View Article: PubMed Central - PubMed

Affiliation: Department of Biochemistry, University of Alberta, Edmonton, AB T6G 2H7, Canada.

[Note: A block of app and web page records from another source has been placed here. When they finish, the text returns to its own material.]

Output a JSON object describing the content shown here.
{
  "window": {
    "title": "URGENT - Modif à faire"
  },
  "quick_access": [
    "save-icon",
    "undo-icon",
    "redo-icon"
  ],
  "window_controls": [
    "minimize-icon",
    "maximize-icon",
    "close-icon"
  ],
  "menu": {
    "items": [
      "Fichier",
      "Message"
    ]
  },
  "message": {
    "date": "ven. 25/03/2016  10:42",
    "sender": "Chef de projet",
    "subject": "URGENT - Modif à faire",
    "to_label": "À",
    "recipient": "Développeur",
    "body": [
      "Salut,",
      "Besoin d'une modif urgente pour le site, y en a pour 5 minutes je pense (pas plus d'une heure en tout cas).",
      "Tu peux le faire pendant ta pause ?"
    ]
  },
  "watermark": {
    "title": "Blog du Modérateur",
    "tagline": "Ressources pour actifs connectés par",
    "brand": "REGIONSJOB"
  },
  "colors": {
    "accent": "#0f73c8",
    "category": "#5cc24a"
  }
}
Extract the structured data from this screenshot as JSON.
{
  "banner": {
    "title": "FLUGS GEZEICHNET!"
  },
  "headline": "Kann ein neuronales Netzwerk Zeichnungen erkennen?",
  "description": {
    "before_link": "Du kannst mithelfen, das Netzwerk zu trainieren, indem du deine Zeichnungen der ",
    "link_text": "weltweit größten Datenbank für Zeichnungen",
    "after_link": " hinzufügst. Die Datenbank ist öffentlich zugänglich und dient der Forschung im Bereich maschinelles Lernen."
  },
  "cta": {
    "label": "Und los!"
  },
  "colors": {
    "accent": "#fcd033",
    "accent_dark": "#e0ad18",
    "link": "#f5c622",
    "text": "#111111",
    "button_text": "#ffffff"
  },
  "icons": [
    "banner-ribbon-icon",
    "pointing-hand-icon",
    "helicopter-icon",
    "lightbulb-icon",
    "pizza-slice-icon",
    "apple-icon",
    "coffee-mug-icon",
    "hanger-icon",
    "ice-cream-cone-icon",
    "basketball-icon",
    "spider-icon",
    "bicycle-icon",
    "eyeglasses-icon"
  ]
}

ABSTRACT
Bacterial conjugation is regulated by two-component repression comprising the antisense RNA FinP, and its protein co-factor FinO. FinO mediates base-pairing of FinP to the 5'-untranslated region (UTR) of traJ mRNA, which leads to translational inhibition of the transcriptional activator TraJ and subsequent down regulation of conjugation genes. Yet, little is known about how FinO binds to its RNA targets or how this interaction facilitates FinP and traJ mRNA pairing. Here, we use solution methods to determine how FinO binds specifically to its minimal high affinity target, FinP stem-loop II (SLII), and its complement SLIIc from traJ mRNA. Ribonuclease footprinting reveals that FinO contacts the base of the stem and the 3' single-stranded tails of these RNAs. The phosphorylation or oxidation of the 3'-nucleotide blocks FinO binding, suggesting FinO binds the 3'-hydroxyl of its RNA targets. The collective results allow the generation of an energy-minimized model of the FinO-SLII complex, consistent with small-angle X-ray scattering data. The repression complex model was constrained using previously reported cross-linking data and newly developed footprinting results. Together, these data lead us to propose a model of how FinO mediates FinP/traJ mRNA pairing to down regulate bacterial conjugation.

Show MeSH
Related in: MedlinePlus